------ Exercise inputs

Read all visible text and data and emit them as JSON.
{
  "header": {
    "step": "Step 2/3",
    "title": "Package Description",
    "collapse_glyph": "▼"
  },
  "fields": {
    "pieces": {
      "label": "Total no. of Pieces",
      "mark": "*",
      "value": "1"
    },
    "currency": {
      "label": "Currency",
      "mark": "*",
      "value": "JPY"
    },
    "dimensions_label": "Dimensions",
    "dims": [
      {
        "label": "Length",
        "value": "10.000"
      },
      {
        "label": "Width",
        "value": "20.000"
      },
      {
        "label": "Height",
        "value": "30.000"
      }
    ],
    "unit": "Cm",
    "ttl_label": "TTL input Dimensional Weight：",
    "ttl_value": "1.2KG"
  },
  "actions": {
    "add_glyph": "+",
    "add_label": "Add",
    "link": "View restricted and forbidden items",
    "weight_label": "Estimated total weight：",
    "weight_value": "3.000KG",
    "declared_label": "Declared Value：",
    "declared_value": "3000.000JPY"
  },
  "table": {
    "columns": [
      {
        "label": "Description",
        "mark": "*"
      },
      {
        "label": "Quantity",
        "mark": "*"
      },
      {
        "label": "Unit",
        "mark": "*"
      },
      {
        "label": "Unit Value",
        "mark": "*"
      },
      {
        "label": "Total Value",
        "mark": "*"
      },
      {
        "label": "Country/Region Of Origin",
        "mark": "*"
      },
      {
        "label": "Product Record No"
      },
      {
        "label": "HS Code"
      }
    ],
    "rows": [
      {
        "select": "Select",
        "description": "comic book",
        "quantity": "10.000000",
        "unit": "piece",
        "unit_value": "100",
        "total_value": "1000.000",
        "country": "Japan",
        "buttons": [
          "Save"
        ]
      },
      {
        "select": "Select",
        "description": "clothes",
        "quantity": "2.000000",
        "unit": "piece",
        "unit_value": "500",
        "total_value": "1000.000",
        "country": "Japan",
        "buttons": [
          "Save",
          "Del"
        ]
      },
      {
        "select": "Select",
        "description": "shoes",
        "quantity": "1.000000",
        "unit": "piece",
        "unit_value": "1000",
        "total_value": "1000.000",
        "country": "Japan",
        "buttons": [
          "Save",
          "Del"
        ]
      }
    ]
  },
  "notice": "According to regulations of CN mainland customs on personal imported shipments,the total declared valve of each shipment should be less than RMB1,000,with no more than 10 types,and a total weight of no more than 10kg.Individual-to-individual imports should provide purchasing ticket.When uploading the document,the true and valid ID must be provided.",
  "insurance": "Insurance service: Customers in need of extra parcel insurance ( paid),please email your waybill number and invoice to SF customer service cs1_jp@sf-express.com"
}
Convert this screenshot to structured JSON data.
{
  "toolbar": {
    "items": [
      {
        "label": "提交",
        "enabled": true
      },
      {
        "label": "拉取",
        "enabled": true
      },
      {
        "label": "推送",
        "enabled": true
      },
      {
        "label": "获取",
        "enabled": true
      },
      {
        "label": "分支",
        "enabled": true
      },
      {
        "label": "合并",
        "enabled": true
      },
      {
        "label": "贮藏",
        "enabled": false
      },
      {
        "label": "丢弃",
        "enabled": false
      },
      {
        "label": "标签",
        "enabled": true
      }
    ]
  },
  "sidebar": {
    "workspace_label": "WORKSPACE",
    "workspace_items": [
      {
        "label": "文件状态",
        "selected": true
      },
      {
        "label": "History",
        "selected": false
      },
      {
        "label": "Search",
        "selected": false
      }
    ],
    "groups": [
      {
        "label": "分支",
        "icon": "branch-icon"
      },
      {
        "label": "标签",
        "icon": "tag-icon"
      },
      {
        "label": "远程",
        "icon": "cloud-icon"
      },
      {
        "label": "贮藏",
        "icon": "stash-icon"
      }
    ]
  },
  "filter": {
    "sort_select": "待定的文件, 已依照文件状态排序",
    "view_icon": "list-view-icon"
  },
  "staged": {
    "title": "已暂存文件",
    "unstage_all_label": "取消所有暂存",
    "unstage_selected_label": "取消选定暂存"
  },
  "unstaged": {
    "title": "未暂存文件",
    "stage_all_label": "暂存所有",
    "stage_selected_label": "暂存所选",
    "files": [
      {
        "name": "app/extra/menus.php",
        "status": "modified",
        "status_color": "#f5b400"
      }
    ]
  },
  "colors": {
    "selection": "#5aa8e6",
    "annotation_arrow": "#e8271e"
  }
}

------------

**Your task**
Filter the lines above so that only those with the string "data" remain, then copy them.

**Answer section**
Read all visible text and data and emit them as JSON.
Convert this screenshot to structured JSON data.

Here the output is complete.